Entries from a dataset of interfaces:

■ ■ ■ ■

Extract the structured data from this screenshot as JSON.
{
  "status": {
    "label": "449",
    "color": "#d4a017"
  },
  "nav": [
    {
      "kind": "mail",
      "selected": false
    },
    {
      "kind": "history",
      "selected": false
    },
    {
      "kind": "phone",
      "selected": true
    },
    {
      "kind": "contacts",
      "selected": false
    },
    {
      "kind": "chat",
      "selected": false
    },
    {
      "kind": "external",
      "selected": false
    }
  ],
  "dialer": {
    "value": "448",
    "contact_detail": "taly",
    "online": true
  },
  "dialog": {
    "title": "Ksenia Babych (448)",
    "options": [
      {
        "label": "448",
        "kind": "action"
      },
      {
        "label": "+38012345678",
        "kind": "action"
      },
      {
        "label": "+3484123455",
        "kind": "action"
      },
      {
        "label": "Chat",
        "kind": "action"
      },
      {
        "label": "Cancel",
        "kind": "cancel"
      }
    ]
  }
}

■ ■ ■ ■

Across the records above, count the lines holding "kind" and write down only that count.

11